The next morning we thought we’d head to shore to see what the town of Punta Mita is like. There isn’t really a good place to land a dinghy. The surf was breaking on the beach with bigger waves than we like to land in. We tried going into the panga basin, where the fishermen tie up, but it was full. On the way out of the narrow entrance, we hit a sequence of four to six foot breaking waves about six seconds apart. No backing out. The dinghy went through breaking surf just fine, but now that we know that, we aren’t anxious to try it again. Back to Gypsy to weigh anchor and head for the La Cruz anchorage. We hit town to load the phone, get some internet, and some fresh vegetables. We stayed for a couple of nights, took the dinghy apart and put it back on the foredeck and then meandered over to Paradise Village.
The marina at Paradise Village is in Nuevo Vallarta and is part of a huge resort complex complete with a mall, a hospital, more hotels and condos than can be easily counted, and live bengal tigers. It’s also the only marina in Banderas Bay that has potable water at the docks.
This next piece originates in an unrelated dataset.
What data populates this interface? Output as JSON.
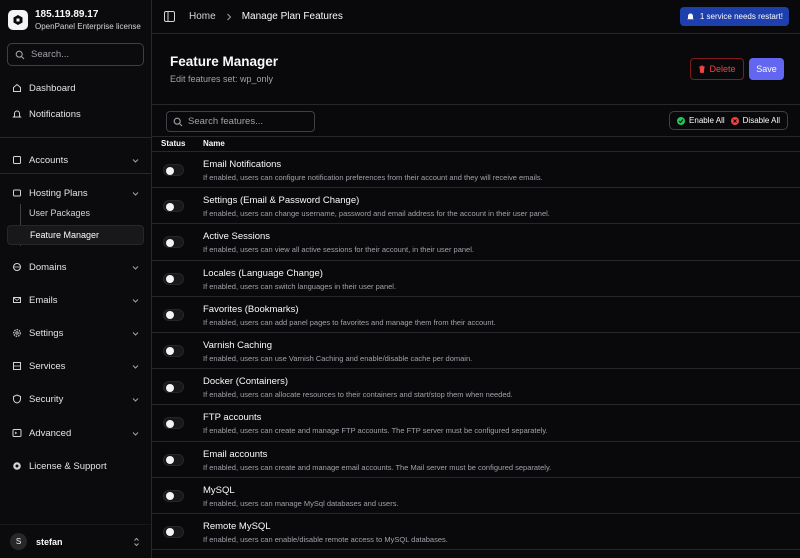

To get to the port captain’s office from the harbor master’s office you have to take a water taxi. It wasn’t working that morning so we put the dinghy back together. Since it was together, we took it up the estuary to see if we would see any cocodrilos. It was low tide and what we saw instead: lots of herons and iguanas, and a dredge that made us nostalgic for Rose City Yacht Club in Portland.
Paradise Village is nice, but it’s isolated in its own part of the bay. We rented a car one day to hit La Comer and Mega (grocery stores), Home Depot for peat moss for the composting toilet, and Costco. Bill discovered that driving in Mexico is still an adventure, and he had a conversation with a nice motorcycle cop about a signal that had gone red while he was in the intersection. Nina had just remarked that “you ran a red!” when he saw flashing lights. Thankfully, there was no mention of la grua, and he was able to pay his fine and get on our way.